**Goal of the exercise:** Could you copy the records below exactly, leaving out any pictures they include?

+ + +

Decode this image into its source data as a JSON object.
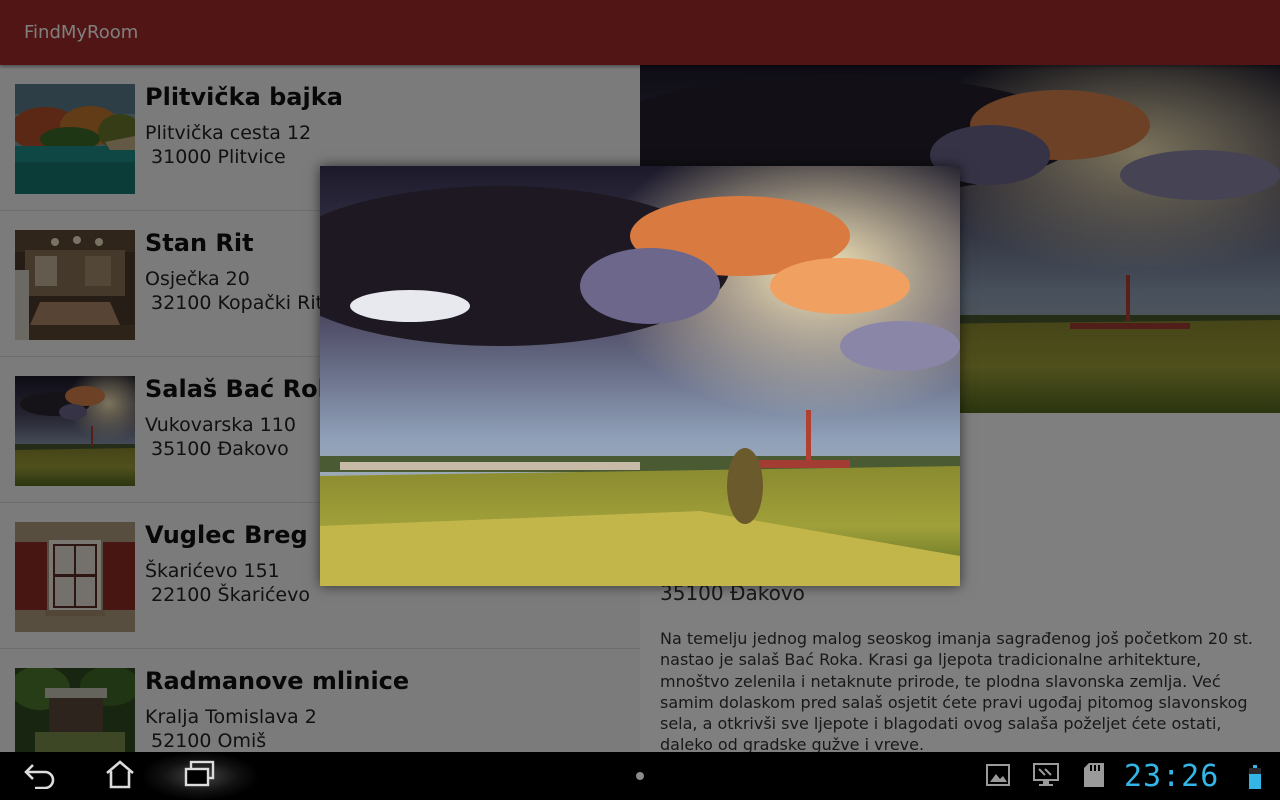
{
  "app": {
    "title": "FindMyRoom"
  },
  "rooms": [
    {
      "name": "Plitvička bajka",
      "street": "Plitvička cesta 12",
      "city": " 31000 Plitvice"
    },
    {
      "name": "Stan Rit",
      "street": "Osječka 20",
      "city": " 32100 Kopački Rit"
    },
    {
      "name": "Salaš Bać Roka",
      "street": "Vukovarska 110",
      "city": " 35100 Đakovo"
    },
    {
      "name": "Vuglec Breg",
      "street": "Škarićevo 151",
      "city": " 22100 Škarićevo"
    },
    {
      "name": "Radmanove mlinice",
      "street": "Kralja Tomislava 2",
      "city": " 52100 Omiš"
    }
  ],
  "detail": {
    "postal": "35100 Đakovo",
    "description": "Na temelju jednog malog seoskog imanja sagrađenog još početkom 20 st. nastao je salaš Bać Roka. Krasi ga ljepota tradicionalne arhitekture, mnoštvo zelenila i netaknute prirode, te plodna slavonska zemlja. Već samim dolaskom pred salaš osjetit ćete pravi ugođaj pitomog slavonskog sela, a otkrivši sve ljepote i blagodati ovog salaša poželjet ćete ostati, daleko od gradske gužve i vreve."
  },
  "system_bar": {
    "clock": "23:26",
    "clock_color": "#33b5e5",
    "icons": [
      "back-icon",
      "home-icon",
      "recent-apps-icon",
      "gallery-icon",
      "screenshot-icon",
      "sd-card-icon",
      "battery-icon"
    ]
  },
  "colors": {
    "action_bar": "#a52a2a",
    "clock": "#33b5e5",
    "battery": "#33b5e5"
  }
}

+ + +

**Answer space:**
Decode this image into its source data as a JSON object.
{
  "app": {
    "title": "FindMyRoom"
  },
  "rooms": [
    {
      "name": "Plitvička bajka",
      "street": "Plitvička cesta 12",
      "city": " 31000 Plitvice"
    },
    {
      "name": "Stan Rit",
      "street": "Osječka 20",
      "city": " 32100 Kopački Rit"
    },
    {
      "name": "Salaš Bać Roka",
      "street": "Vukovarska 110",
      "city": " 35100 Đakovo"
    },
    {
      "name": "Vuglec Breg",
      "street": "Škarićevo 151",
      "city": " 22100 Škarićevo"
    },
    {
      "name": "Radmanove mlinice",
      "street": "Kralja Tomislava 2",
      "city": " 52100 Omiš"
    }
  ],
  "detail": {
    "postal": "35100 Đakovo",
    "description": "Na temelju jednog malog seoskog imanja sagrađenog još početkom 20 st. nastao je salaš Bać Roka. Krasi ga ljepota tradicionalne arhitekture, mnoštvo zelenila i netaknute prirode, te plodna slavonska zemlja. Već samim dolaskom pred salaš osjetit ćete pravi ugođaj pitomog slavonskog sela, a otkrivši sve ljepote i blagodati ovog salaša poželjet ćete ostati, daleko od gradske gužve i vreve."
  },
  "system_bar": {
    "clock": "23:26",
    "clock_color": "#33b5e5",
    "icons": [
      "back-icon",
      "home-icon",
      "recent-apps-icon",
      "gallery-icon",
      "screenshot-icon",
      "sd-card-icon",
      "battery-icon"
    ]
  },
  "colors": {
    "action_bar": "#a52a2a",
    "clock": "#33b5e5",
    "battery": "#33b5e5"
  }
}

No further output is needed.